From director Naomi Kawase, Sweet Bean (2015, also widely released under its Japanese title An) is the story of a baker, Sentaro (Masatoshi Nagase), who runs a tiny dorayaki shop. His business gets an unexpected boost when Tokue (Kirin Kiki) comes into his life. She’s an elderly woman keen to work part-time in his shop, and manages to sway Sentaro into agreeing when he discovers she’s a master at preparing the titular sweet bean paste that goes into the middle of every dorayaki. Sweet Bean becomes a fairly straightforward drama in which its central characters search for meaning in their lives, all tangled up around the dorayaki shop, but it’s somewhat harder going and less heartwarming than the premise would suggest, dealing with some heavy themes of prejudice and obligation.

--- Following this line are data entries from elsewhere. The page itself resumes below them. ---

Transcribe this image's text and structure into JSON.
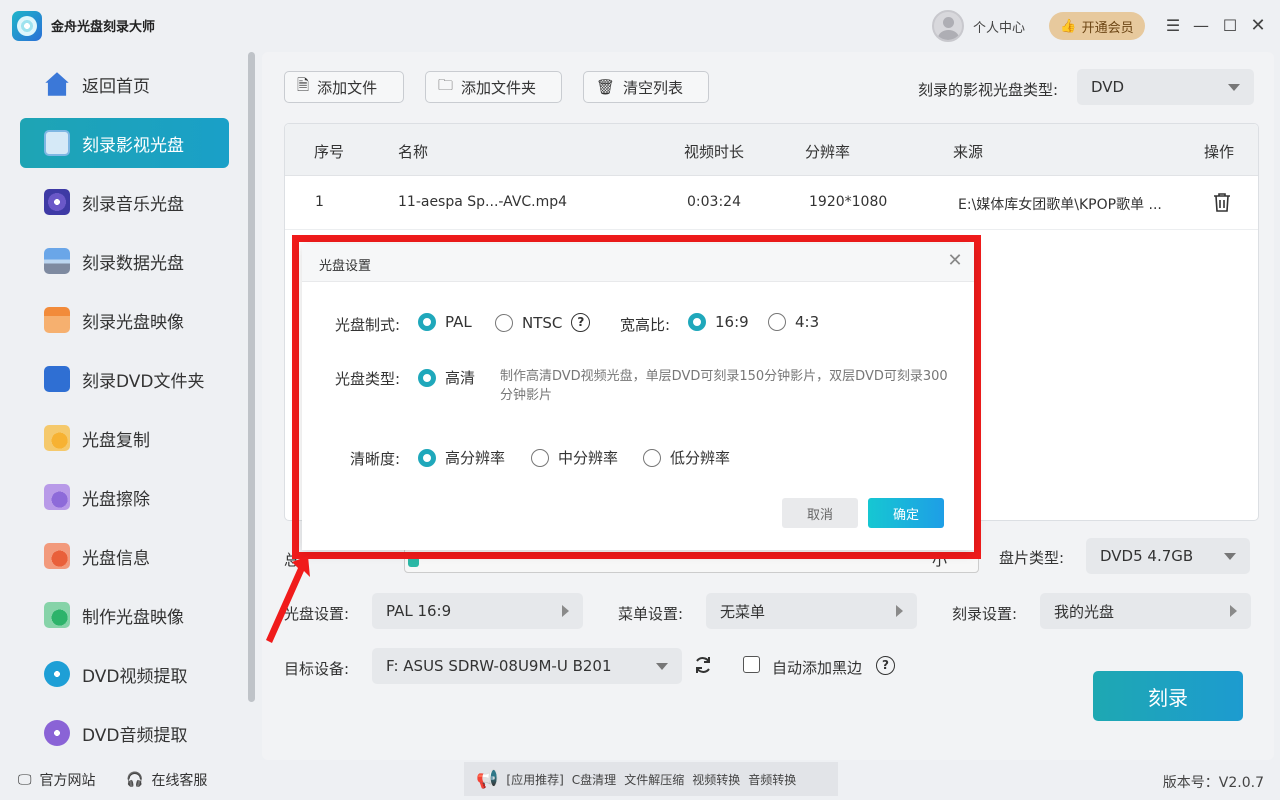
{
  "app": {
    "title": "金舟光盘刻录大师",
    "user_center": "个人中心",
    "vip": "开通会员",
    "version": "版本号：V2.0.7"
  },
  "colors": {
    "accent": "#1fa8bb",
    "highlight": "#f01b1b",
    "vip": "#e7c99d"
  },
  "sidebar": {
    "items": [
      {
        "label": "返回首页",
        "icon": "home-icon"
      },
      {
        "label": "刻录影视光盘",
        "icon": "video-disc-icon",
        "active": true
      },
      {
        "label": "刻录音乐光盘",
        "icon": "music-disc-icon"
      },
      {
        "label": "刻录数据光盘",
        "icon": "data-disc-icon"
      },
      {
        "label": "刻录光盘映像",
        "icon": "disc-image-icon"
      },
      {
        "label": "刻录DVD文件夹",
        "icon": "dvd-folder-icon"
      },
      {
        "label": "光盘复制",
        "icon": "disc-copy-icon"
      },
      {
        "label": "光盘擦除",
        "icon": "disc-erase-icon"
      },
      {
        "label": "光盘信息",
        "icon": "disc-info-icon"
      },
      {
        "label": "制作光盘映像",
        "icon": "make-image-icon"
      },
      {
        "label": "DVD视频提取",
        "icon": "dvd-video-extract-icon"
      },
      {
        "label": "DVD音频提取",
        "icon": "dvd-audio-extract-icon"
      }
    ]
  },
  "footer": {
    "website": "官方网站",
    "support": "在线客服",
    "promo": [
      "[应用推荐]",
      "C盘清理",
      "文件解压缩",
      "视频转换",
      "音频转换"
    ]
  },
  "toolbar": {
    "add_file": "添加文件",
    "add_folder": "添加文件夹",
    "clear_list": "清空列表",
    "disc_type_label": "刻录的影视光盘类型:",
    "disc_type_value": "DVD"
  },
  "table": {
    "headers": [
      "序号",
      "名称",
      "视频时长",
      "分辨率",
      "来源",
      "操作"
    ],
    "rows": [
      {
        "index": "1",
        "name": "11-aespa Sp...-AVC.mp4",
        "duration": "0:03:24",
        "resolution": "1920*1080",
        "source": "E:\\媒体库女团歌单\\KPOP歌单 ..."
      }
    ]
  },
  "bottom": {
    "total_label_partial": "总",
    "total_right_partial": "小",
    "media_type_label": "盘片类型:",
    "media_type_value": "DVD5 4.7GB",
    "disc_settings_label": "光盘设置:",
    "disc_settings_value": "PAL 16:9",
    "menu_settings_label": "菜单设置:",
    "menu_settings_value": "无菜单",
    "burn_settings_label": "刻录设置:",
    "burn_settings_value": "我的光盘",
    "target_label": "目标设备:",
    "target_value": "F: ASUS SDRW-08U9M-U B201",
    "auto_black_label": "自动添加黑边",
    "burn_button": "刻录",
    "progress_fraction": 0.02
  },
  "dialog": {
    "title": "光盘设置",
    "format_label": "光盘制式:",
    "format_options": [
      "PAL",
      "NTSC"
    ],
    "format_selected": "PAL",
    "ratio_label": "宽高比:",
    "ratio_options": [
      "16:9",
      "4:3"
    ],
    "ratio_selected": "16:9",
    "type_label": "光盘类型:",
    "type_option": "高清",
    "type_desc": "制作高清DVD视频光盘，单层DVD可刻录150分钟影片，双层DVD可刻录300分钟影片",
    "quality_label": "清晰度:",
    "quality_options": [
      "高分辨率",
      "中分辨率",
      "低分辨率"
    ],
    "quality_selected": "高分辨率",
    "cancel": "取消",
    "ok": "确定",
    "help_glyph": "?"
  }
}
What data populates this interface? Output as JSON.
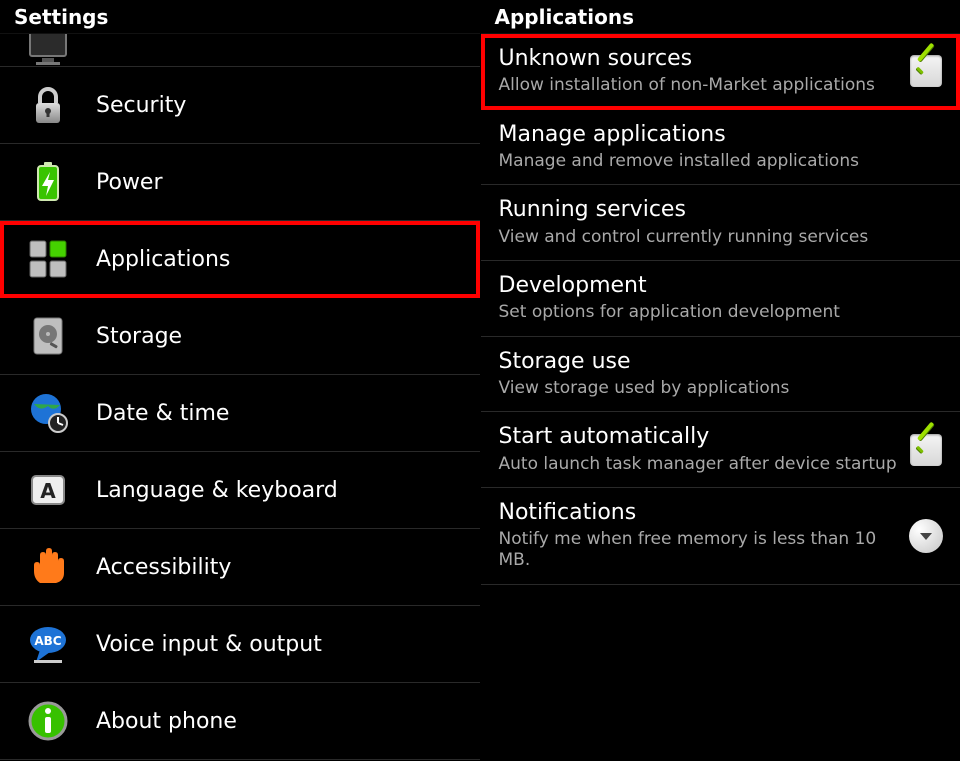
{
  "left": {
    "header": "Settings",
    "items": [
      {
        "label": ""
      },
      {
        "label": "Security"
      },
      {
        "label": "Power"
      },
      {
        "label": "Applications"
      },
      {
        "label": "Storage"
      },
      {
        "label": "Date & time"
      },
      {
        "label": "Language & keyboard"
      },
      {
        "label": "Accessibility"
      },
      {
        "label": "Voice input & output"
      },
      {
        "label": "About phone"
      }
    ]
  },
  "right": {
    "header": "Applications",
    "items": [
      {
        "title": "Unknown sources",
        "sub": "Allow installation of non-Market applications"
      },
      {
        "title": "Manage applications",
        "sub": "Manage and remove installed applications"
      },
      {
        "title": "Running services",
        "sub": "View and control currently running services"
      },
      {
        "title": "Development",
        "sub": "Set options for application development"
      },
      {
        "title": "Storage use",
        "sub": "View storage used by applications"
      },
      {
        "title": "Start automatically",
        "sub": "Auto launch task manager after device startup"
      },
      {
        "title": "Notifications",
        "sub": "Notify me when free memory is less than 10 MB."
      }
    ]
  }
}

Dorayaki are at the core of the film and no small amount of screen time is devoted to covering their creation and generally making them look delicious. They’re traditional Japanese confections made by stacking two small pancakes with a layer of sweet red bean paste in between. As the film opens, Sentaro is turning out respectable dorayaki but has no passion for his craft. As he later confesses, he doesn’t even like his dorayaki. When Tokue approaches him looking for work, he’s reluctant to allow the woman, in her mid-70s, to join him. He keeps offering lower and lower pay, emphasises the hard labour involved, and generally tries to get rid of her. He only changes his mind when she persuades him to try the sweet bean paste she’s been preparing for decades. For Sentaro, it’s a revelation, and it not only reinvigorates his interest in his shop, but when Tokue begins working with him and together they put out dorayaki with her signature filling, sales boom.
The third major figure in the film is a teenage schoolgirl, Wakana (Kyara Uchida), who frequents Sentaro’s shop. She’s shy and perhaps a little ostracised, never taking part in the banter of the other schoolgirls who keep a constant, chattering commentary on what Sentaro’s doing. Nevertheless, she seems to have struck a chord with him, and he lets her take home the cast-off dorayaki pancakes – the ones too burned to go into the products he actually sells. She lives with her mother in a rented apartment, and through the film we get flashes of her life, few of which are particularly happy. In particular her mother – depicted as either immature or drinking too heavily or both – weighs heavily on Wakana. Her friendships with Sentaro and later Tokue become increasingly important – in fact, the fairly ambiguous storytelling in Sweet Bean had me misunderstanding the relationships for a large part of the film, and I assumed Wakana was actually Sentaro’s daughter. The bond that develops between them fits distinctly into the grizzled surrogate father-daughter motif that’s so common in film these days.
It’s impossible to discuss the the major turning point in the film without spoiling it, so consider skipping this paragraph if you want to save the surprise. Still with me? Sweet Bean takes an uncomfortable turn when the gossipy wife of the owner of Sentaro’s shop confronts him with the fact that Tokue’s deformed hands are due to her having been diagnosed with leprosy, and until the late ‘90s when Japan overturned its leprosy laws, confined to a sanatorium. By this point Sentaro’s bond with Tokue has grown strong and he has no desire to force her out of the shop, correctly noting that her leprosy would have been cured and she was non-contagious (and leprosy, of course, is not as contagious as popular belief would have it anyway). The owner’s wife and the general perception of a woman with leprosy working in his store eventually force Tokue away however. Throughout the film there is obviously a great weight on Sentaro that he does not fully explain for some time. As the film progresses, it’s slowly revealed that he owes money to the owner of the dorayaki store and is essentially working off his debt; when the owner’s wife wants Tokue gone, he is too deeply obligated to them to refuse.
Ultimately, Sweet Bean pulls together themes of discrimination, obligation, and Japan’s aging population in an interesting cocktail that is somewhat undercut by the oblique storytelling. Too often, the viewer is given only a brief flash of insight into the characters before time marches forward again. Despite the potentially fascinating premise, I was never able to get fully behind Sentaro, Tokue, or Wakana.
But now I really do want some dorayaki.
Sweet Bean / あん
Director: Naomi Kawase
Japanese Release Date: 30th May 2015
Version Watched: 113 min (Sky Cinema)